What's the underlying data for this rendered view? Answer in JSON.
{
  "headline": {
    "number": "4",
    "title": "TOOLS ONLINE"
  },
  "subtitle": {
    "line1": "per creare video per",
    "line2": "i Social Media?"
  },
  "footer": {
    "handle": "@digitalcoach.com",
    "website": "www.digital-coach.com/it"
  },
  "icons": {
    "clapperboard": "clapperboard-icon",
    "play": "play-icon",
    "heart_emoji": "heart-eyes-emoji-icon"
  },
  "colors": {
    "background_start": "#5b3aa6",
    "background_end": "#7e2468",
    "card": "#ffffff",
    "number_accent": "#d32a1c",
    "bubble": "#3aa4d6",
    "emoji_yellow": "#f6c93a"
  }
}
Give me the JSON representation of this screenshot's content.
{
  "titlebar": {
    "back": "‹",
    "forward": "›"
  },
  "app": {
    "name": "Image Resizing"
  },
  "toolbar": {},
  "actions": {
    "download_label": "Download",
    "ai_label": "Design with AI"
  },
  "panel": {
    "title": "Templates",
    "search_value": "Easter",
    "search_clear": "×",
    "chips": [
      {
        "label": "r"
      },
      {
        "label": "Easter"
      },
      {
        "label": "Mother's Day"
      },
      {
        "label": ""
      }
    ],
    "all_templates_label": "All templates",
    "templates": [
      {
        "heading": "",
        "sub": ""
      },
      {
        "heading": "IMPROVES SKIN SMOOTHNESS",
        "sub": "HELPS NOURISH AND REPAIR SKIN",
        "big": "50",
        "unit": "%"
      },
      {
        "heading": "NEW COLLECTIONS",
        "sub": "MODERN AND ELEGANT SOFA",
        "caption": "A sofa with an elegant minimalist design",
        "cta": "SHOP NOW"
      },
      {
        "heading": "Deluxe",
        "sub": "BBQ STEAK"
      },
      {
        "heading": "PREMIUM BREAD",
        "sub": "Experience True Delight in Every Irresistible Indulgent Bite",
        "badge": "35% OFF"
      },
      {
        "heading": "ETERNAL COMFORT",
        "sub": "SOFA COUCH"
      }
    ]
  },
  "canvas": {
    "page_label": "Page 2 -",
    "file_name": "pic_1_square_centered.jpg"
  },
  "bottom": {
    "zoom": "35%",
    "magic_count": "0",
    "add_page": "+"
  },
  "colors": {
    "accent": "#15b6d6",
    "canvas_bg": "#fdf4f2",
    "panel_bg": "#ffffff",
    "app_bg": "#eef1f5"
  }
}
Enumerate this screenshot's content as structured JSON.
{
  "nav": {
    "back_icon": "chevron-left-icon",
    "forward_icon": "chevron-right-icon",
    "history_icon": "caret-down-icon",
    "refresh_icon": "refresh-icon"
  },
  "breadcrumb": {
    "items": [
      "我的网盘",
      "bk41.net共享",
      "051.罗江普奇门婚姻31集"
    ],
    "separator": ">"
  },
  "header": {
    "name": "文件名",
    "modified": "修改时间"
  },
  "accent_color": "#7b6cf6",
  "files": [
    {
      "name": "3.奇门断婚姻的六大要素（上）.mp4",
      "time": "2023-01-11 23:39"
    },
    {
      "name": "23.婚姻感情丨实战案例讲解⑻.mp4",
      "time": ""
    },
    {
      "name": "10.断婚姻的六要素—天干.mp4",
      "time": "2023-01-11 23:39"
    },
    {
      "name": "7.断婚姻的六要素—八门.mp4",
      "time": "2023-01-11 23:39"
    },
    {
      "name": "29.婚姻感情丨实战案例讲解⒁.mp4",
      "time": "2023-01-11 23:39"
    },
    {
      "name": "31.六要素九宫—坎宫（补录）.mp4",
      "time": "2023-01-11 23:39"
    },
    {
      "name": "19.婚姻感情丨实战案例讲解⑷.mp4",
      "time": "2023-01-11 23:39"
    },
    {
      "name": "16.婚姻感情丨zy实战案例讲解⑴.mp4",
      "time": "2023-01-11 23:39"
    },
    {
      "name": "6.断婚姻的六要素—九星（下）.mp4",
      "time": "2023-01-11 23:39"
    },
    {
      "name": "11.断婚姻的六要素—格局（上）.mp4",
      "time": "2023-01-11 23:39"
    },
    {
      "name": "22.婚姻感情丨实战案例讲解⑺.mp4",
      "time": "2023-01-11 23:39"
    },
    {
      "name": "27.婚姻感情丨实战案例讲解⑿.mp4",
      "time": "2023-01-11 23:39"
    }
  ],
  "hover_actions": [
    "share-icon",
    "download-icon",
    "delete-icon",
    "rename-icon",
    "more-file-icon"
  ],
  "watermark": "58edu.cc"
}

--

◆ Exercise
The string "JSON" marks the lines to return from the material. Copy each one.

◆ Response area
What's the underlying data for this rendered view? Answer in JSON.
Give me the JSON representation of this screenshot's content.
Enumerate this screenshot's content as structured JSON.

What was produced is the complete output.